SUPPLIED MATERIAL START
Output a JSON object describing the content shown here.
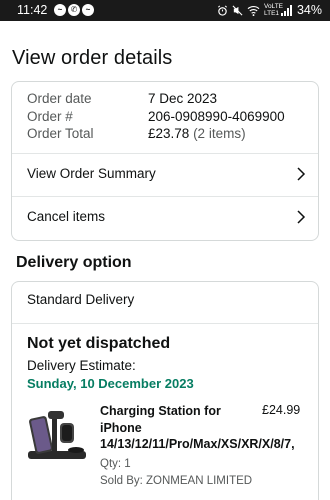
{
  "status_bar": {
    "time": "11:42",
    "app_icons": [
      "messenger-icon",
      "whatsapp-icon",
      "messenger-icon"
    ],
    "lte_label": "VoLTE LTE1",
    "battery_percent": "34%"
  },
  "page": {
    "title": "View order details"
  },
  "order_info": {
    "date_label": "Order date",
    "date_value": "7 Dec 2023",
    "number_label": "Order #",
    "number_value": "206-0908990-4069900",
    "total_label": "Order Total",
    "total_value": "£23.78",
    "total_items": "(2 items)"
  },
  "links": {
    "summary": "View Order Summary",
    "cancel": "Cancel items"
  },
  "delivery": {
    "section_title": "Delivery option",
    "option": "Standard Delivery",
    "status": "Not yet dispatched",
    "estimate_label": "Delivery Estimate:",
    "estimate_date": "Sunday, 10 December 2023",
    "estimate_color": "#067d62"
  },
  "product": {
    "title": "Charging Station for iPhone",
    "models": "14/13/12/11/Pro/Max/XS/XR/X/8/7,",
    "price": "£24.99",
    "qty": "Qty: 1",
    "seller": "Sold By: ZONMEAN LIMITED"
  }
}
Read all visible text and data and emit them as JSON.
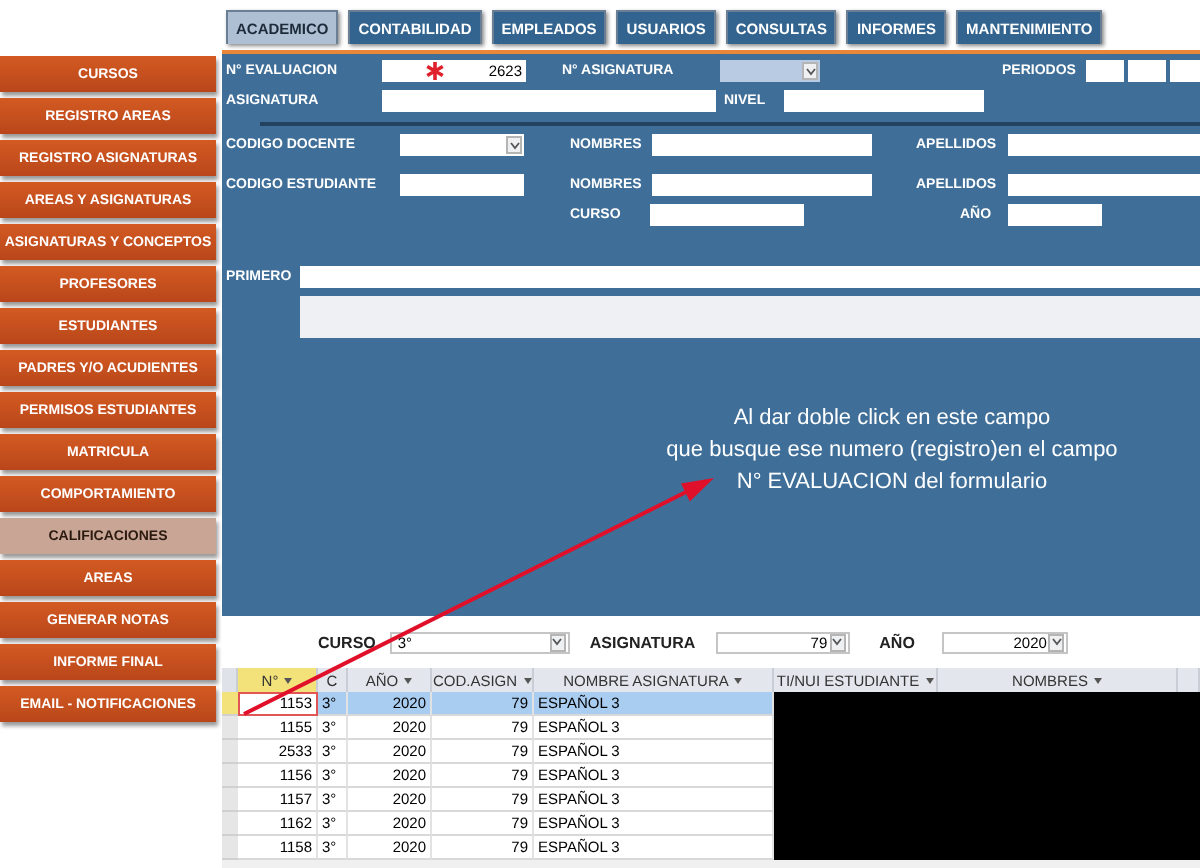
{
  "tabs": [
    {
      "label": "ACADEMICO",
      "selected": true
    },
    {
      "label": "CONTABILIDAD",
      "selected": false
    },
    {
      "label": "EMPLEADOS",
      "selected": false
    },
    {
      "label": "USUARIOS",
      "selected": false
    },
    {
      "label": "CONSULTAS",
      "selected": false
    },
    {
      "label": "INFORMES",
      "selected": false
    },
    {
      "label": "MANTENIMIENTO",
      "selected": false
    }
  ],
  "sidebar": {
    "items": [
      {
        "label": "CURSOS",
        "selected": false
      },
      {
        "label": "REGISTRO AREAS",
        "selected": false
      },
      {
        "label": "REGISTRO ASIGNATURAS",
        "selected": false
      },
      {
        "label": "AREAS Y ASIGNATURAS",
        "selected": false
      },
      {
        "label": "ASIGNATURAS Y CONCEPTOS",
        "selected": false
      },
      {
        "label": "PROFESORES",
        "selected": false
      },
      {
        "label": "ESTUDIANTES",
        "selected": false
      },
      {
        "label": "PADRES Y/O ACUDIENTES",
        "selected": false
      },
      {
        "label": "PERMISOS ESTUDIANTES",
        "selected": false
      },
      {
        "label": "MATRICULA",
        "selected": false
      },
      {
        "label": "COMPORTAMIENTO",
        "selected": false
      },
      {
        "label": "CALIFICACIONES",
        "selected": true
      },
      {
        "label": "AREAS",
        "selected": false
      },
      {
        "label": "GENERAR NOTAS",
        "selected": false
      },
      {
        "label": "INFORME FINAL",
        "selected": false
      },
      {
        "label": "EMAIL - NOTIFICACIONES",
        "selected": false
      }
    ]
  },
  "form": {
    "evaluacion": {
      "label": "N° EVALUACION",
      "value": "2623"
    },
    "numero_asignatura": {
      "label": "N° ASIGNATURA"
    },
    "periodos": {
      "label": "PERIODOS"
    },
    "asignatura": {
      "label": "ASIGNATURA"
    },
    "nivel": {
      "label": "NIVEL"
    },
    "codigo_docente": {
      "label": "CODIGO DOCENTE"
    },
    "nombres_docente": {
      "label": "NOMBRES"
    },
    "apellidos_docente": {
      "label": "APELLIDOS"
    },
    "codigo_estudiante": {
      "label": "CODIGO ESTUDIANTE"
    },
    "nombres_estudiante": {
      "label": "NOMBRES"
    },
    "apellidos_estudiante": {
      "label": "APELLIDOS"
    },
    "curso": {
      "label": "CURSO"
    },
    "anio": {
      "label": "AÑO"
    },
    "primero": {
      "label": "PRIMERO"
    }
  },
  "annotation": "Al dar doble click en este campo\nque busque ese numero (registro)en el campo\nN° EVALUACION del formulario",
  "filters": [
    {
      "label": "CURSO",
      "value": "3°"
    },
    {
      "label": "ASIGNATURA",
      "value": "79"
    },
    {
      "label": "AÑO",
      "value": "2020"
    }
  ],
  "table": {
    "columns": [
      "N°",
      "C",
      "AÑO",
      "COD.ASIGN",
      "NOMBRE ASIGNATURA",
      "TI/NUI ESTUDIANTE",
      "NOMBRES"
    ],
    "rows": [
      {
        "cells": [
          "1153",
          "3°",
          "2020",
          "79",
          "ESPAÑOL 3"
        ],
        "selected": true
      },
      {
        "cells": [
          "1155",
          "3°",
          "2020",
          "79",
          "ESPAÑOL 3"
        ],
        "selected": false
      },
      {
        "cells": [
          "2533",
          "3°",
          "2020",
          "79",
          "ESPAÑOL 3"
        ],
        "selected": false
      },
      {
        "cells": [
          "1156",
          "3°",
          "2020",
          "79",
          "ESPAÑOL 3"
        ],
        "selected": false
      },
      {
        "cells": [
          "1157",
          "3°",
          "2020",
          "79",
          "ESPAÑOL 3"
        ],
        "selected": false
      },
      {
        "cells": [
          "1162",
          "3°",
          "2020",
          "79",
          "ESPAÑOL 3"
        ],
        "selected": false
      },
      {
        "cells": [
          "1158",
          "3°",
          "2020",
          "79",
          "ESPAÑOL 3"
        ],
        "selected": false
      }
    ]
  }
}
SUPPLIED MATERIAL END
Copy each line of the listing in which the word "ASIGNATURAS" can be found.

*RESPONSE*.
        "label": "REGISTRO ASIGNATURAS",
        "label": "AREAS Y ASIGNATURAS",
        "label": "ASIGNATURAS Y CONCEPTOS",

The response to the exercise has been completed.